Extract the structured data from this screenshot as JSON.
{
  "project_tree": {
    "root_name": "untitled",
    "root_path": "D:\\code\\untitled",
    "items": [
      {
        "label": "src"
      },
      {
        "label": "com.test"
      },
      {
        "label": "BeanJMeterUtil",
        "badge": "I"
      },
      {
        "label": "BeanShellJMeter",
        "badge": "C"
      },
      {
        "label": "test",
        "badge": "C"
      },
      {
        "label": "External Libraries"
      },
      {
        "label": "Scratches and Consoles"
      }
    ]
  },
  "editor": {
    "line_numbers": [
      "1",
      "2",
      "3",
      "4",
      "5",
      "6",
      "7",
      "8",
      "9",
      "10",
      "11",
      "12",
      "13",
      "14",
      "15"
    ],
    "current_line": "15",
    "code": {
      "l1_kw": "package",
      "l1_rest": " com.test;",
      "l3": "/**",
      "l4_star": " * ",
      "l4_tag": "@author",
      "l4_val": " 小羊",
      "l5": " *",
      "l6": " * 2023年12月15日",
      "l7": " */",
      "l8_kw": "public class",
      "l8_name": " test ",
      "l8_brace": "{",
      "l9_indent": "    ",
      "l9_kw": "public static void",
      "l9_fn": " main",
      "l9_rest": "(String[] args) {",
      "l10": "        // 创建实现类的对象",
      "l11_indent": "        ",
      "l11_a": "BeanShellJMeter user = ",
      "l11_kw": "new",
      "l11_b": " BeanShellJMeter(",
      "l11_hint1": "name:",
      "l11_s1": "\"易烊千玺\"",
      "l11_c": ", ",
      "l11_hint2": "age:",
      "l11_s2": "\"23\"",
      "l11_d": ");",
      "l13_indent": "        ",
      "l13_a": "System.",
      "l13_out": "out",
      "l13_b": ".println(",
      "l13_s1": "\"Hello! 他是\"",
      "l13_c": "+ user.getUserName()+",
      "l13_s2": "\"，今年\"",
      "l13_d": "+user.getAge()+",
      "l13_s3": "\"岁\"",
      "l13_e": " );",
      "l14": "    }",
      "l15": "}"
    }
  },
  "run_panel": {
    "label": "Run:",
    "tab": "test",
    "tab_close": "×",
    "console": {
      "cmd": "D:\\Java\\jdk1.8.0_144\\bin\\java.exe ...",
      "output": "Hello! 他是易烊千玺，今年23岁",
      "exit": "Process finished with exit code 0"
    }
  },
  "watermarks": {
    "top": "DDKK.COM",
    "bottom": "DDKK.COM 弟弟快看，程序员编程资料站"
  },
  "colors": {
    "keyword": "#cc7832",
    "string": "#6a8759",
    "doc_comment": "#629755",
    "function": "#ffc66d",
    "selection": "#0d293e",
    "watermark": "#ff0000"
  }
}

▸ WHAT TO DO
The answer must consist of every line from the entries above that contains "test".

▸ OUTPUT OF THE TASK
        "label": "com.test"
        "label": "test",
      "l1_rest": " com.test;",
      "l8_name": " test ",
    "tab": "test",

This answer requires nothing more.